- Written by
- Codeium Team
Here at Codeium, we have built a highly used, free alternative to Github Copilot, and it has reached the point where we can make a legitimate claim that Codeium is better. Given the relatively uncommon name, it seems pretty reasonable that directly searching "codeium" should bring up the website homepage as the top, if not one of the top, results. But Github is owned by Microsoft. Bing is owned by Microsoft. We compete with Github. So Bing returns... plants?
Ok, yes our VSCode extension (Microsoft), some list that we're in, and company LinkedIn page (Microsoft) show up, but somehow not codeium.com itself. Instead, Codium, an algae genus, gets the sidebar slot while Codiaeum Variegatum, an (admittedly pretty) houseplant takes the fourth spot.
For reference, here is Google:
There's the home page, company Twitter, JetBrains marketplace page, open source Vim/Neovim repo, etc. It actually makes sense. We checked on other search engines like Baidu, and we're up there too.
So... what's going on with Bing?
We started with the reasonable. Maybe Bing did not discover us? Nope, it's seen the site for months (and there's been tons of updates since):
So we were discoverable, but not indexable. Maybe our sitemap wasn't picked up by the crawler (kind of silly for such a major search engine given our sitemap.xml is literally at /sitemap.xml)? We manually submitted the sitemap.xml on the Bing Webmaster Tools portal just in case and... nothing changed.
We read the Webmaster Guidelines a bit more. One line gave us a chuckle:
Bing does not prioritize Microsoft products or services over third-party products and services in algorithmic search results.
This feels unlikely given the Microsoft services ended up ranking highly on Bing while non-Microsoft services outranked them on all other search engines. But really, beyond that, there were only some fuzzy statements on removing content that is deemed unacceptable.

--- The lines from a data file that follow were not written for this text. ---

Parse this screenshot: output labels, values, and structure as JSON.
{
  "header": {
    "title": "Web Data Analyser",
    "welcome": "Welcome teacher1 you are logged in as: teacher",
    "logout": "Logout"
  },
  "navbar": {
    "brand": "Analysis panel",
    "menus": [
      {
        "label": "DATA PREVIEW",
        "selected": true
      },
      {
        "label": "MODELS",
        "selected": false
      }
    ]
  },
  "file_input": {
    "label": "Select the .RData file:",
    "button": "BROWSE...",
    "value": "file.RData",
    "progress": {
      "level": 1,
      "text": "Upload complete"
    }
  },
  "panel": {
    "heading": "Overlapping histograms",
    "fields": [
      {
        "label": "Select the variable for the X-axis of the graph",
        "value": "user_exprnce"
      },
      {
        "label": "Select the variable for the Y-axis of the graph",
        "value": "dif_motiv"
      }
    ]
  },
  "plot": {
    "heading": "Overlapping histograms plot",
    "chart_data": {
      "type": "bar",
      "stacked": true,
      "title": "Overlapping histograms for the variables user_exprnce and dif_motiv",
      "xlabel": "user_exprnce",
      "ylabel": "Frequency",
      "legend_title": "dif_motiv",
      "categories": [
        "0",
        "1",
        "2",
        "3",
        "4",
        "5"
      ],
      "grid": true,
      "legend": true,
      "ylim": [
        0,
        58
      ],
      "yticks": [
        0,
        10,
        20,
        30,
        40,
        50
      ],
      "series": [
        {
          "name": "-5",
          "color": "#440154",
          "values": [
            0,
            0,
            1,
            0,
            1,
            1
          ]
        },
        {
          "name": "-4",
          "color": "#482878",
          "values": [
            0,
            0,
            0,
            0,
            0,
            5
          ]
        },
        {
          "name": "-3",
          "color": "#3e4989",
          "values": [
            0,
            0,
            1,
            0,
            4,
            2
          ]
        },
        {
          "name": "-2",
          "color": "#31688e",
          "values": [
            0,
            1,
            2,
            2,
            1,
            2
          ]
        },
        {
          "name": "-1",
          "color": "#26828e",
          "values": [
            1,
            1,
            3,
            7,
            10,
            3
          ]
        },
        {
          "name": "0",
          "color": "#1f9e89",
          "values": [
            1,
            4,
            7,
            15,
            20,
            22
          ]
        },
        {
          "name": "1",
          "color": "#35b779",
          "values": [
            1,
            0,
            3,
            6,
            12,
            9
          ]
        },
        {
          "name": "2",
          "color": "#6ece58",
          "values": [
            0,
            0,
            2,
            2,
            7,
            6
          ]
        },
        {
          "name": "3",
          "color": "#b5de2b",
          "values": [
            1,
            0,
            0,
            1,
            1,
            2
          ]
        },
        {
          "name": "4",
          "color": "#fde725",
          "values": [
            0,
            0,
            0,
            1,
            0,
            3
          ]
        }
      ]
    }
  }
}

So until we are proven otherwise, we are going to claim that Microsoft deemed the website unacceptable.
Now, is it really because we compete with Github? Honestly, probably not, but controversy drums up interest and we need interest so that someone out there on the Internet can tell us what we're doing wrong. At the end of the day, search engines popularly used by developers like DuckDuckGo are backed by Bing. And we only care about getting as many software engineers to experience the power of generative AI for software development via our free product.
Or maybe we shouldn't worry if all Bing results are going to become generative anyways 🤷